The Tragedy Test
Making Sense of Life-Changing Loss
A Rabbi’s JOURNEY
From the Preface:
Why did this happen? To me of all people? How could God let it? Why do good people suffer? Where is life’s justice and fairness? How will I go on?
These are not new questions. Tragedy, especially when it hits us personally, has challenged our understanding of the Universe, and whatever God may be in it, for millennia.
This book is a personal response to a personal tragedy. When my twenty-six-year-old daughter was killed in an accident, it shook my life and it shook my faith. I did not know what would become of either one. I only knew that I would go forward with as much strength and courage as I could muster. At the same time this book is rabbinic — unavoidably so. Having served some thirty-five years in the congregational rabbinate, it could hardly be otherwise.

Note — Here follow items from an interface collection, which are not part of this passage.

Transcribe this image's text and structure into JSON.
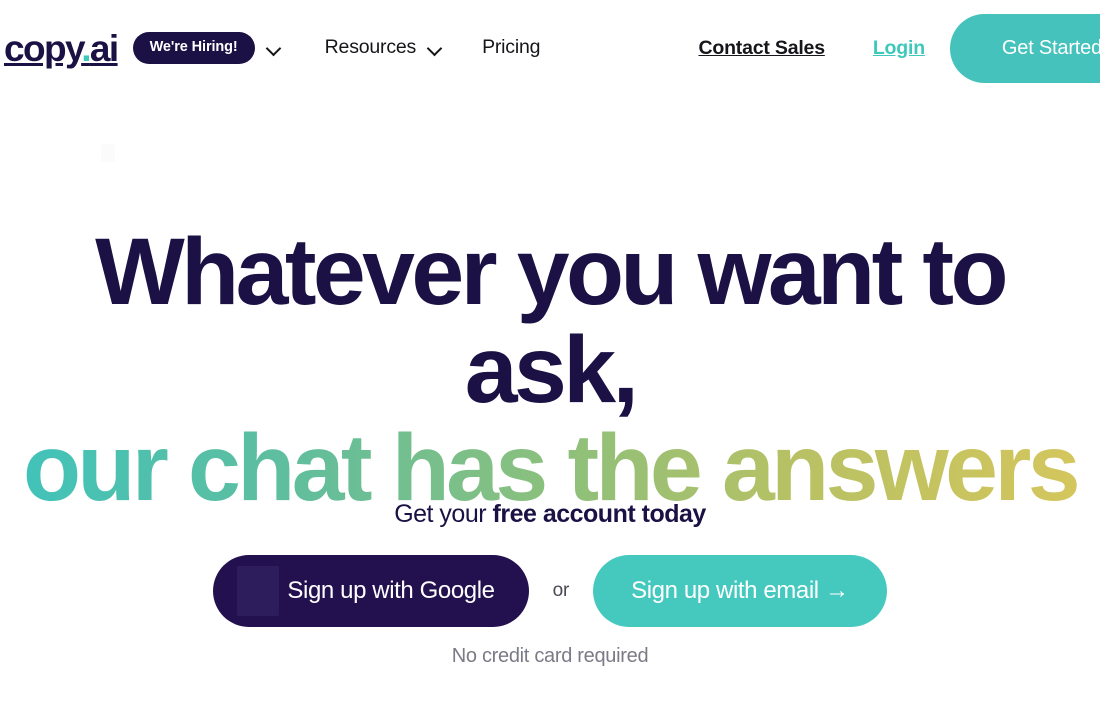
{
  "navbar": {
    "logo": {
      "name": "copy",
      "dot": ".",
      "suffix": "ai"
    },
    "hiring_badge": "We're Hiring!",
    "hiring_chevron": "chevron-down-icon",
    "links": [
      {
        "label": "Resources",
        "has_chevron": true
      },
      {
        "label": "Pricing",
        "has_chevron": false
      }
    ],
    "contact_sales": "Contact Sales",
    "login": "Login",
    "get_started": "Get Started"
  },
  "hero": {
    "headline_line1": "Whatever you want to ask,",
    "headline_line2": "our chat has the answers",
    "subhead_prefix": "Get your ",
    "subhead_bold": "free account today",
    "google_button": "Sign up with Google",
    "or": "or",
    "email_button": "Sign up with email →",
    "no_credit_card": "No credit card required"
  },
  "colors": {
    "navy": "#1B1145",
    "teal": "#3EC8BC",
    "teal_button": "#45C2BB",
    "google_button_bg": "#23104E",
    "gradient_start": "#3FC3BC",
    "gradient_end": "#D6C65C",
    "muted_text": "#7B7B87",
    "page_bg": "#FFFFFF"
  }
}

I am attempting to speak here as I would to a member of the community who is seeking understanding. I am also speaking to myself.

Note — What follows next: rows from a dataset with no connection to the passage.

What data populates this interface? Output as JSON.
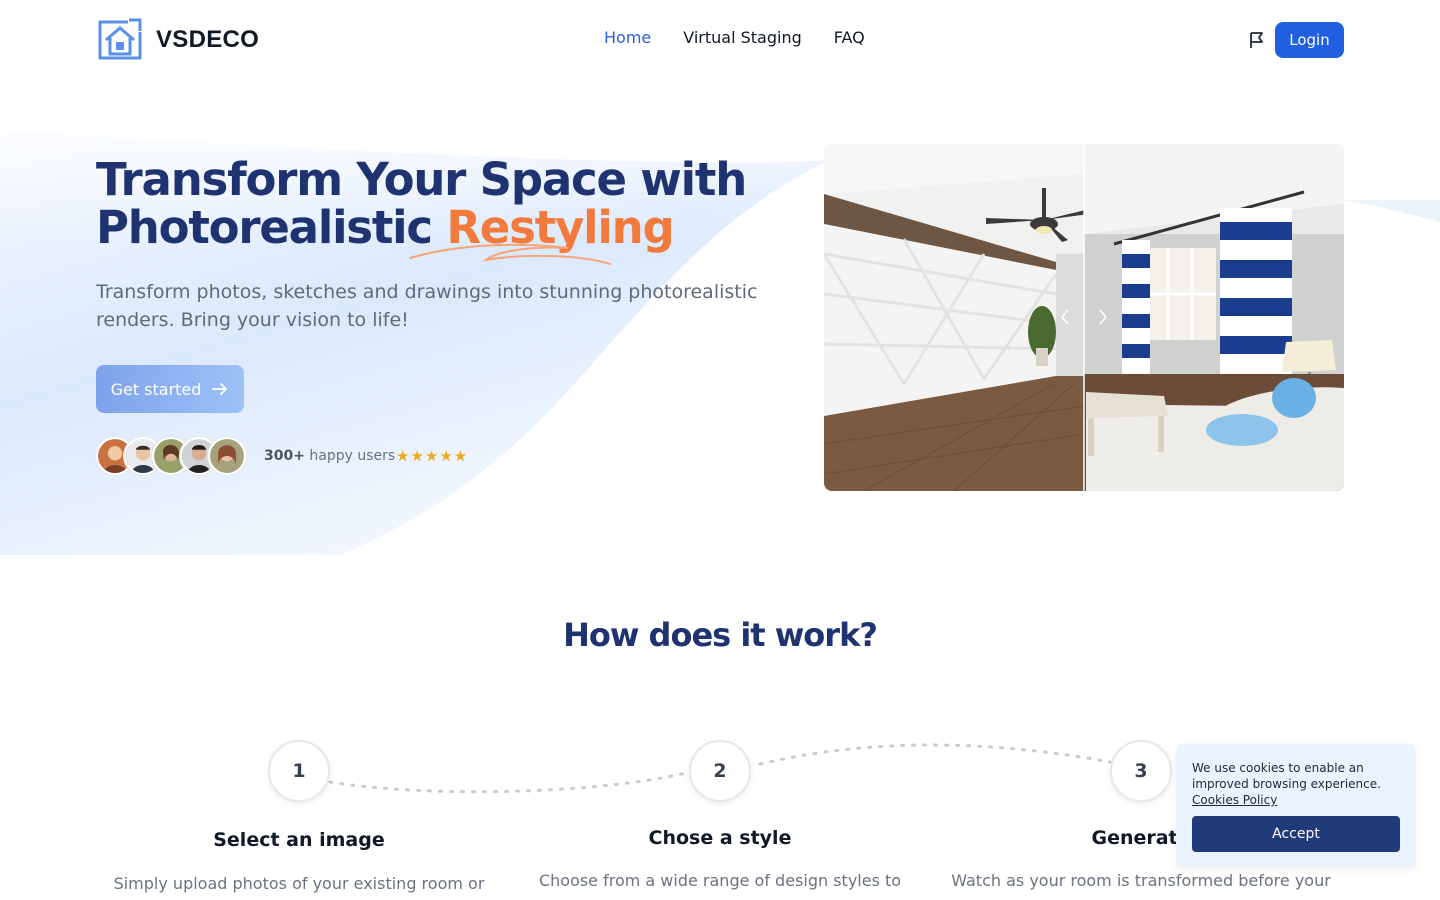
{
  "nav": {
    "brand": "VSDECO",
    "links": [
      {
        "label": "Home",
        "active": true
      },
      {
        "label": "Virtual Staging",
        "active": false
      },
      {
        "label": "FAQ",
        "active": false
      }
    ],
    "login_label": "Login"
  },
  "hero": {
    "title_line1": "Transform Your Space with",
    "title_line2": "Photorealistic",
    "title_accent": "Restyling",
    "subtitle": "Transform photos, sketches and drawings into stunning photorealistic renders. Bring your vision to life!",
    "cta_label": "Get started",
    "users_count": "300+",
    "users_label": "happy users",
    "stars": "★★★★★",
    "rating": 5
  },
  "how": {
    "title": "How does it work?",
    "steps": [
      {
        "number": "1",
        "title": "Select an image",
        "desc": "Simply upload photos of your existing room or"
      },
      {
        "number": "2",
        "title": "Chose a style",
        "desc": "Choose from a wide range of design styles to"
      },
      {
        "number": "3",
        "title": "Generate",
        "desc": "Watch as your room is transformed before your"
      }
    ]
  },
  "cookie": {
    "text": "We use cookies to enable an improved browsing experience.",
    "link": "Cookies Policy",
    "accept_label": "Accept"
  },
  "colors": {
    "brand_blue": "#1f5fe0",
    "title_navy": "#1e3370",
    "accent_orange": "#f27a3d",
    "star_gold": "#f0a81c"
  }
}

It has been said that that which is most personal is also most universal. I believe what is written here has meaning for intrepid questioners of every faith, for people with no active faith, and even for those who may doubt faith altogether. It offers a reasoned understanding of God that faithful and skeptic alike may find helpful — and perhaps even acceptable.
Tragedy tests our faith as nothing else does. And it is in the wake of tragedy that we most need it. Sooner or later, we all experience loss. Sooner or later, we, along with our faith and our God, whatever shape or form they may take, will face questions we cannot answer. Sooner or later, we all take the Tragedy Test.

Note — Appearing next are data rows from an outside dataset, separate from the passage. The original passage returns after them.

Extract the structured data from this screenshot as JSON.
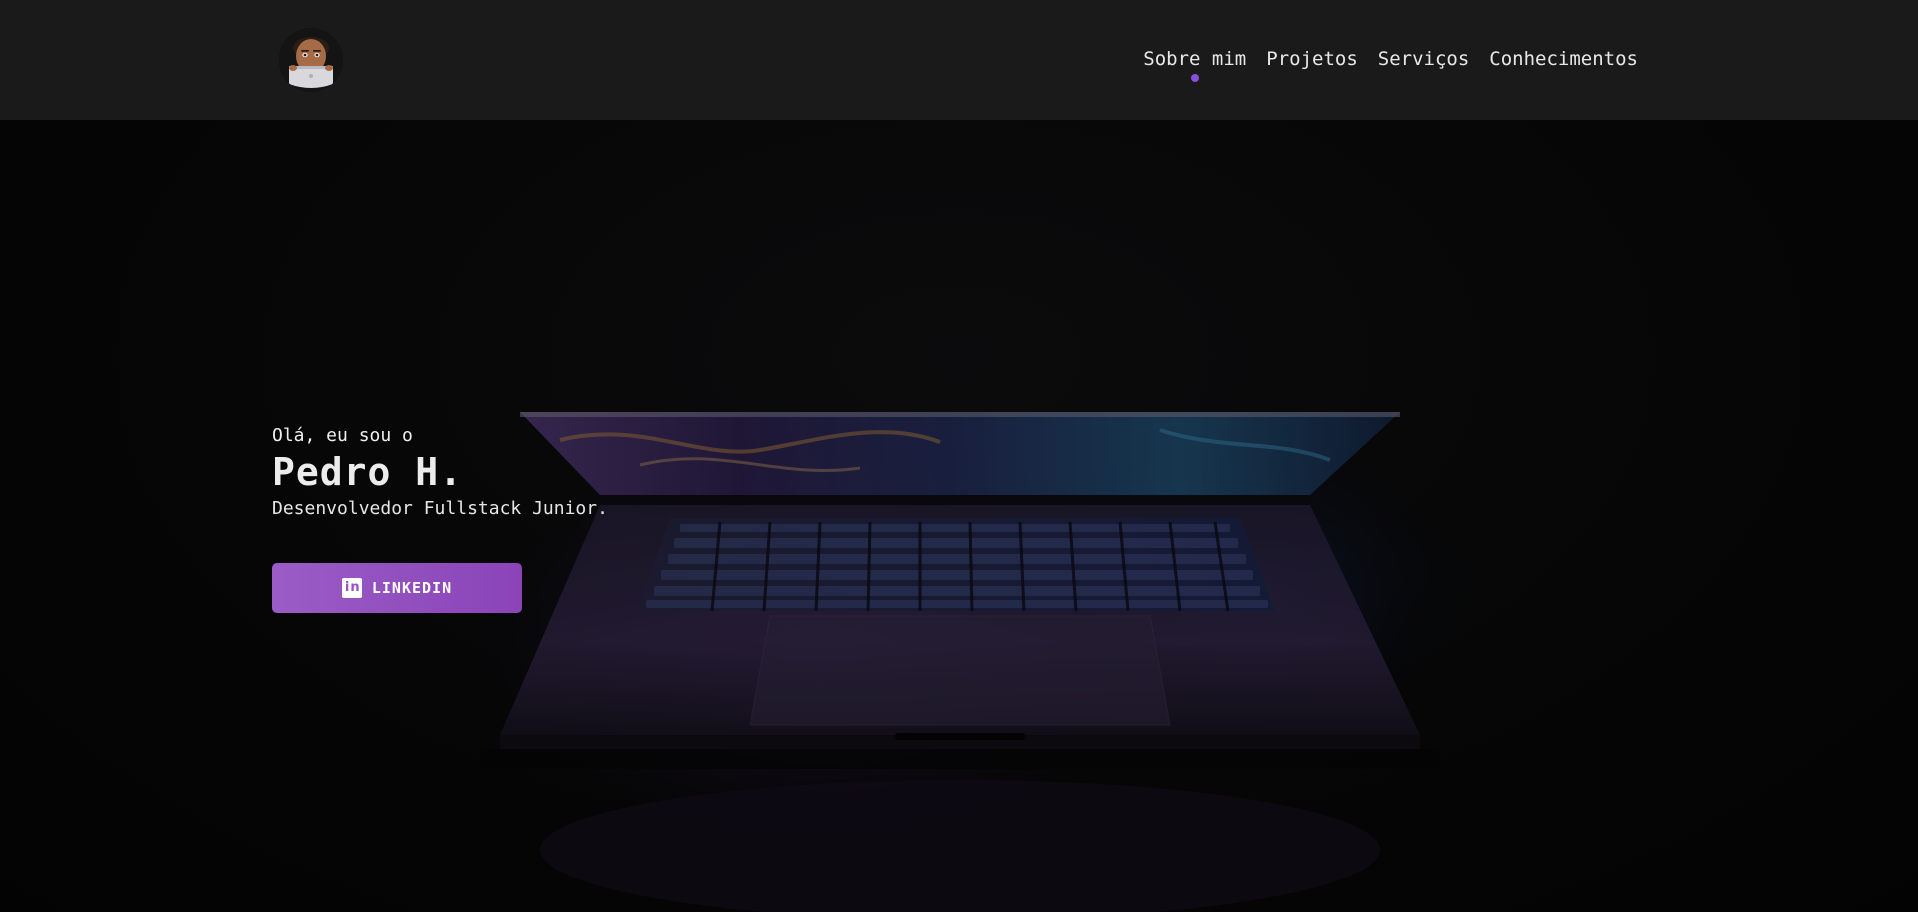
{
  "nav": {
    "items": [
      "Sobre mim",
      "Projetos",
      "Serviços",
      "Conhecimentos"
    ],
    "active_index": 0
  },
  "hero": {
    "greeting": "Olá, eu sou o",
    "name": "Pedro H.",
    "role": "Desenvolvedor Fullstack Junior.",
    "linkedin_label": "LINKEDIN"
  },
  "colors": {
    "accent": "#9b52c2",
    "accent_dark": "#8a46b8",
    "header_bg": "#1a1a1a",
    "nav_dot": "#8a4fd8"
  },
  "icons": {
    "avatar": "memoji-avatar",
    "linkedin": "linkedin-icon",
    "background": "laptop-photo"
  }
}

I don’t claim to have aced it. This is a record of how, by my own lights at least, I’ve managed to pass it.
I hope that this account of my journey will be of assistance to you and yours.
A PORTION OF THE PROCEEDS FROM EACH SALE OF THE TRAGEDY TEST SUPPORTS THE WORK OF THE TALI FUND.
PUBLISHER: Wipf and Stock
IMPRINT: Resource Publications